ASSIGNED TASK - Please state in a single number how many lines of the entries below include the word "title".

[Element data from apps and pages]
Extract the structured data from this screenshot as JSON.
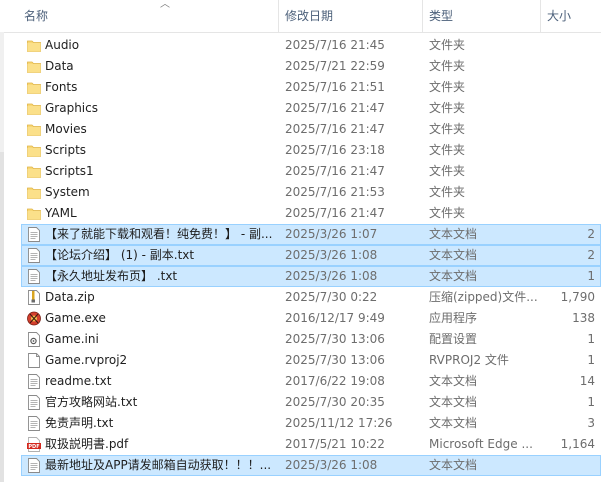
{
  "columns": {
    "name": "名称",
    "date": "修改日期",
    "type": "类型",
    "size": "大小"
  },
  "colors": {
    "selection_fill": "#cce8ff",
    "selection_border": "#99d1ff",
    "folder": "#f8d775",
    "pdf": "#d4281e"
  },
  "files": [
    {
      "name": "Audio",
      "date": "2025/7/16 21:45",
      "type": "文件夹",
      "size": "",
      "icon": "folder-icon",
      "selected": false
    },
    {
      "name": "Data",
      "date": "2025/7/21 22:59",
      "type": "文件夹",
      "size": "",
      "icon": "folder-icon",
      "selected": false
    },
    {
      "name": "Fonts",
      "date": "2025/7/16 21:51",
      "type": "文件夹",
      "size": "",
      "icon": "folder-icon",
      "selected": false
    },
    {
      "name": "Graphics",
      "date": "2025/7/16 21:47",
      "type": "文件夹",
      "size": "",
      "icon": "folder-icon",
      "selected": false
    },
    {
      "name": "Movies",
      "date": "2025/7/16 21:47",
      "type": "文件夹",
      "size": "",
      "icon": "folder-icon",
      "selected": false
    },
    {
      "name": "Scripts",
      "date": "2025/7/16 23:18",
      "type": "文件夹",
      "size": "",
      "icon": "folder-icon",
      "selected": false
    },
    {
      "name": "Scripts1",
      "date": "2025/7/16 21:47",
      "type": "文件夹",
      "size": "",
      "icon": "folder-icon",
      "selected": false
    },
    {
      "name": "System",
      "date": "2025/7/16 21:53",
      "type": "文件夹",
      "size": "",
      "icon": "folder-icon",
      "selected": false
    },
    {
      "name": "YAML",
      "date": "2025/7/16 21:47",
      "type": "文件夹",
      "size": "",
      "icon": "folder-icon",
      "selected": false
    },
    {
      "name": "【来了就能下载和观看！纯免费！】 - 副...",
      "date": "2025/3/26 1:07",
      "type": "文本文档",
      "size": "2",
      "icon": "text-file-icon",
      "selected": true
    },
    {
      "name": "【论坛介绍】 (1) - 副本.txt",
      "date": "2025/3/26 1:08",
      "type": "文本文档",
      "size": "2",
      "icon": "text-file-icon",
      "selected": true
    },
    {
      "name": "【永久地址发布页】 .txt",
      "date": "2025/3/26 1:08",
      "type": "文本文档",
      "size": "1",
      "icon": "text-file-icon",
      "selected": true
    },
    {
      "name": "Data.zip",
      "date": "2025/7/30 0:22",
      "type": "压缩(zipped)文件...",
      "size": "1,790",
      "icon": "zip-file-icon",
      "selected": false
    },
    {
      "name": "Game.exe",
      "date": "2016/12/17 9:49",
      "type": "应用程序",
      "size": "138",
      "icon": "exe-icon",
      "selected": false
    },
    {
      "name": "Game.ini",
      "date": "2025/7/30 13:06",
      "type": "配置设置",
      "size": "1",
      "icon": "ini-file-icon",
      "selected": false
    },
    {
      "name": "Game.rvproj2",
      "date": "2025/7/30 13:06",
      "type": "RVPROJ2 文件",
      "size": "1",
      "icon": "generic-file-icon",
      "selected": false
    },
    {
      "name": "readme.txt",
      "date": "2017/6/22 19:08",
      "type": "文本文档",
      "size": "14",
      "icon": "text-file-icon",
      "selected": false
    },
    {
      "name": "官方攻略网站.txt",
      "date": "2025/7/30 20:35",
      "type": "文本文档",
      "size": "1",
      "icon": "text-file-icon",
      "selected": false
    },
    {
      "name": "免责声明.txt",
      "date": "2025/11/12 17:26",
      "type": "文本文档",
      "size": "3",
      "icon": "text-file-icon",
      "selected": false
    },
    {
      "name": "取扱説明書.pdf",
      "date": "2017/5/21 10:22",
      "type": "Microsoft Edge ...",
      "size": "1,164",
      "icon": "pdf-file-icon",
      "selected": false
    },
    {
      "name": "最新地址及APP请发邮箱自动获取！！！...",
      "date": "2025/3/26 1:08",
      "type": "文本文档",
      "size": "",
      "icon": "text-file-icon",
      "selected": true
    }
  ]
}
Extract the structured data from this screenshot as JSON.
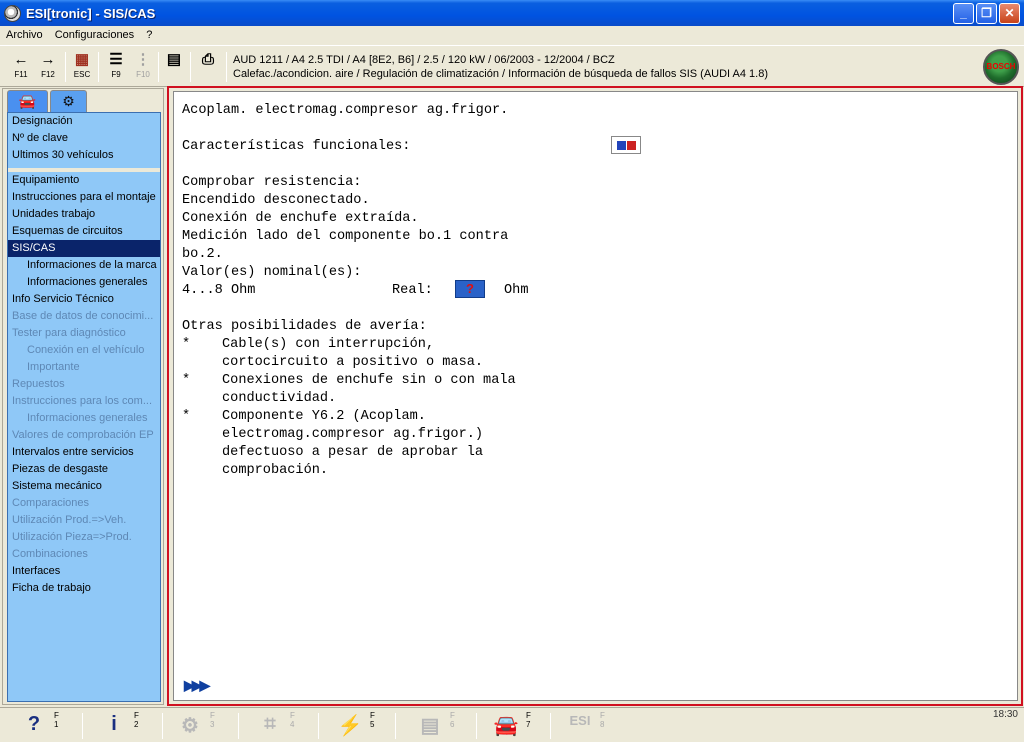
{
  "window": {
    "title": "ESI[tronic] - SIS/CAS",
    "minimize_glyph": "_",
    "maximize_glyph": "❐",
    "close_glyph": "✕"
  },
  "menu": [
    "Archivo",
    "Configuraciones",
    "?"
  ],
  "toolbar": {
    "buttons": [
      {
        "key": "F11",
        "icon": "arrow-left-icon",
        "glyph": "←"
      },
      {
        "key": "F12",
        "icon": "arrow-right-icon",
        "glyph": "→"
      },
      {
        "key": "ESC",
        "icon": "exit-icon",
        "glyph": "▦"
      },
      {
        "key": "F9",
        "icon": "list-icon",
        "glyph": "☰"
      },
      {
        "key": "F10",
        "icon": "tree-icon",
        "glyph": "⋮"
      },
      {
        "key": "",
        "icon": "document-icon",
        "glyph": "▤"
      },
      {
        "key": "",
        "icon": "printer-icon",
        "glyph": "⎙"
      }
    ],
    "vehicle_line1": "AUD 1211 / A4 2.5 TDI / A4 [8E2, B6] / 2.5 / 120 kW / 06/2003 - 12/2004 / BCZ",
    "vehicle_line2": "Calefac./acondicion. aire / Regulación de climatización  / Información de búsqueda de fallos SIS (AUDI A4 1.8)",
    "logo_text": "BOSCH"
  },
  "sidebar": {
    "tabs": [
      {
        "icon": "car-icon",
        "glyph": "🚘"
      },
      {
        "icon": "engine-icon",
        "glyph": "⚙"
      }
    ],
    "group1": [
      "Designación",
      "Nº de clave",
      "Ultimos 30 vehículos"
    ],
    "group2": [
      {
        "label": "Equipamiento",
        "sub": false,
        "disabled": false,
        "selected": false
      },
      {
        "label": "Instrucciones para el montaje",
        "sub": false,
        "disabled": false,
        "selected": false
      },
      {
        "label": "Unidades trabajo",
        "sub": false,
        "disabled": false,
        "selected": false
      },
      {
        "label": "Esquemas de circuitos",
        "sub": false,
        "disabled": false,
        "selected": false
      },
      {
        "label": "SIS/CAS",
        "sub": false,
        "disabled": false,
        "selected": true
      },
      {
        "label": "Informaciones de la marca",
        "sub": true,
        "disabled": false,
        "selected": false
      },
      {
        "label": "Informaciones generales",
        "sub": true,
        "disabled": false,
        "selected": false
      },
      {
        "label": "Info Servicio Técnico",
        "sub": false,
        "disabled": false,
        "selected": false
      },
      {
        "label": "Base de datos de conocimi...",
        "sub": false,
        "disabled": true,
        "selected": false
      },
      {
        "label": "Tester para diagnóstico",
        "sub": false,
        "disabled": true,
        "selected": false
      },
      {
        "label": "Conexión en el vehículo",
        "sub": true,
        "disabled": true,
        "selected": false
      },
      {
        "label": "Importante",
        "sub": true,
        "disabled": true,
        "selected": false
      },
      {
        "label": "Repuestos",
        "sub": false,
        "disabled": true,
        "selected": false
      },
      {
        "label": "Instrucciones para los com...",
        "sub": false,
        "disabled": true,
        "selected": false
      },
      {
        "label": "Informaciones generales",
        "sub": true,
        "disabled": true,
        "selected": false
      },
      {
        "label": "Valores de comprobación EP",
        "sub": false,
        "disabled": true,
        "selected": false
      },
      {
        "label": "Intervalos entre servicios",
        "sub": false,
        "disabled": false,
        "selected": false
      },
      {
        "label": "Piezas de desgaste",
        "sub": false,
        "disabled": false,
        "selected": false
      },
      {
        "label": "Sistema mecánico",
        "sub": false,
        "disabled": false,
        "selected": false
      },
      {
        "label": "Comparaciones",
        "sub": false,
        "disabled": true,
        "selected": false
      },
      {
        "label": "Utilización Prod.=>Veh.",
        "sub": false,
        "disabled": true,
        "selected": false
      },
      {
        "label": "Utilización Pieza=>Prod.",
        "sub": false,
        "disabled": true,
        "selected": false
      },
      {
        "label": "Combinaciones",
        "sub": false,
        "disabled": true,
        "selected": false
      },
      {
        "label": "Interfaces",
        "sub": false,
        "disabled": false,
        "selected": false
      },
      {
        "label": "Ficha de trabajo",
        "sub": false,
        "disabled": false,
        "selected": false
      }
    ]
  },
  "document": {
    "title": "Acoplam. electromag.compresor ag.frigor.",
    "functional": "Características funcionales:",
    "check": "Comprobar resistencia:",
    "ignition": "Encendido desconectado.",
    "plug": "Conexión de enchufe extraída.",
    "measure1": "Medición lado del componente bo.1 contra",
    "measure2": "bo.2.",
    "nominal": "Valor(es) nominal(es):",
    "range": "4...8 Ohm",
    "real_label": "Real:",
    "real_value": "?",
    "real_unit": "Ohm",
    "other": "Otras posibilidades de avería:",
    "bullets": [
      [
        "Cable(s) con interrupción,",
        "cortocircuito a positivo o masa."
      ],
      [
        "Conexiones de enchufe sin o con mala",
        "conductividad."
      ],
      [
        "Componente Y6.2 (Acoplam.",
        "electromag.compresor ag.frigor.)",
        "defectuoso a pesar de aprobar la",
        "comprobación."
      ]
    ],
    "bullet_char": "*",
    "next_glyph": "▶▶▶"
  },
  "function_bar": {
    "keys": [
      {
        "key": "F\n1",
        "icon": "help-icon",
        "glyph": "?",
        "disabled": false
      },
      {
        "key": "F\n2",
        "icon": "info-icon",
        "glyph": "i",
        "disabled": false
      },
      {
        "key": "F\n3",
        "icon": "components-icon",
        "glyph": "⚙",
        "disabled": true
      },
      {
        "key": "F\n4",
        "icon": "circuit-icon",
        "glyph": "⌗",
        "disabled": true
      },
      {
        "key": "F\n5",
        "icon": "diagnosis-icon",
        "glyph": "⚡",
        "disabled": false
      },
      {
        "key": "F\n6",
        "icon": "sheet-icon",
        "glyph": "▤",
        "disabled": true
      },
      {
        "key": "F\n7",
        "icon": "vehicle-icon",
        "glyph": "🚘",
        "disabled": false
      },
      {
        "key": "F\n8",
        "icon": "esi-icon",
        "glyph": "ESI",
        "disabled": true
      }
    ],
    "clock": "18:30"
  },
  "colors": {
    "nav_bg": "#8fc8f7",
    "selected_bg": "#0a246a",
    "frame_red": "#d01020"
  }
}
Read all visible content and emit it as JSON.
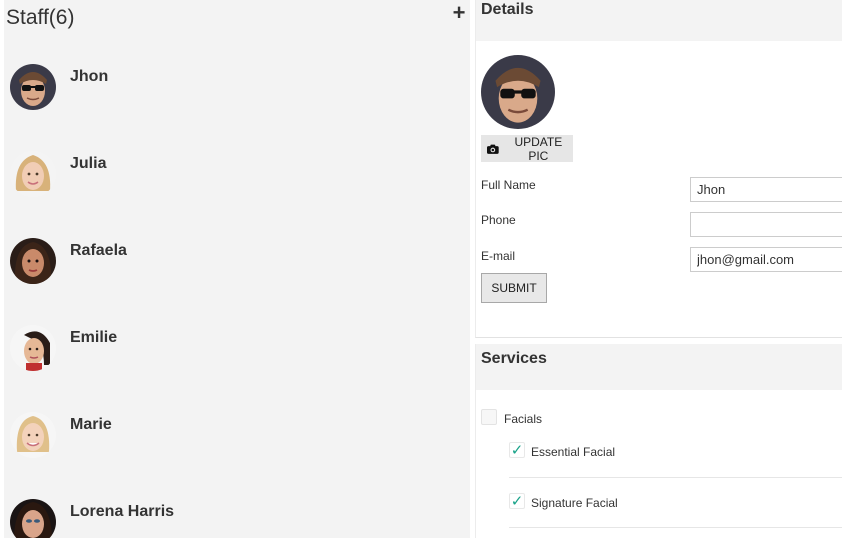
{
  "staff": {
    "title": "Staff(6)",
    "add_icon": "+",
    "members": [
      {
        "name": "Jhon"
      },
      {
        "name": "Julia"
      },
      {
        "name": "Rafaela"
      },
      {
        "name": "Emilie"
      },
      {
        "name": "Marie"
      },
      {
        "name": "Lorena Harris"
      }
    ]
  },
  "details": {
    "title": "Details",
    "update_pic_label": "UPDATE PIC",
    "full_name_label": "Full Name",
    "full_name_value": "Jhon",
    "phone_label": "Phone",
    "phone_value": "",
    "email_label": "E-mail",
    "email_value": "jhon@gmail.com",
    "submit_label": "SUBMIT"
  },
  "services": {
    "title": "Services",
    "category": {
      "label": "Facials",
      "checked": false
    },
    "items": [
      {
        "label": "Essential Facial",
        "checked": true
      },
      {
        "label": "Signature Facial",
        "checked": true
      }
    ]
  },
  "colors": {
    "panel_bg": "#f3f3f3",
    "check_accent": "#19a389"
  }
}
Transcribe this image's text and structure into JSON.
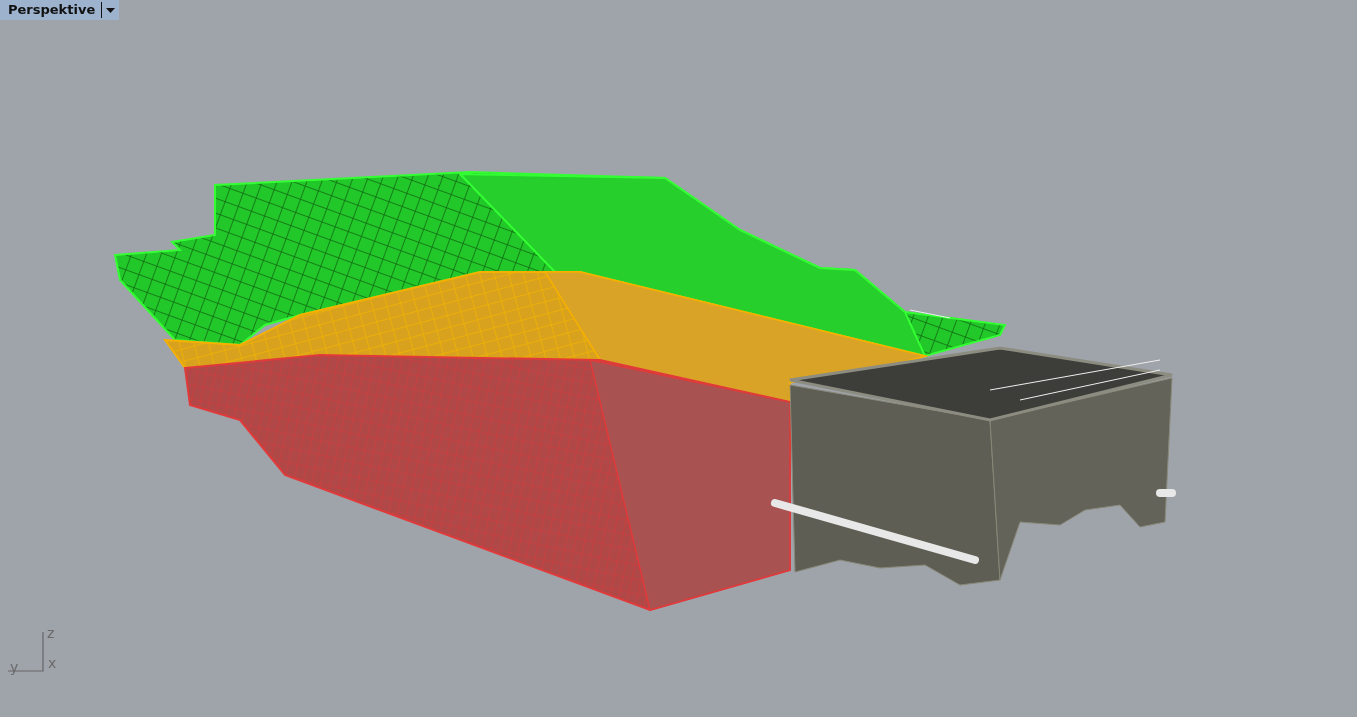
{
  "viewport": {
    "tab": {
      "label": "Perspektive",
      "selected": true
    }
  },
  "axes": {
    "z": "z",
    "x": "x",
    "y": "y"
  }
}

ANSWER SECTION - 5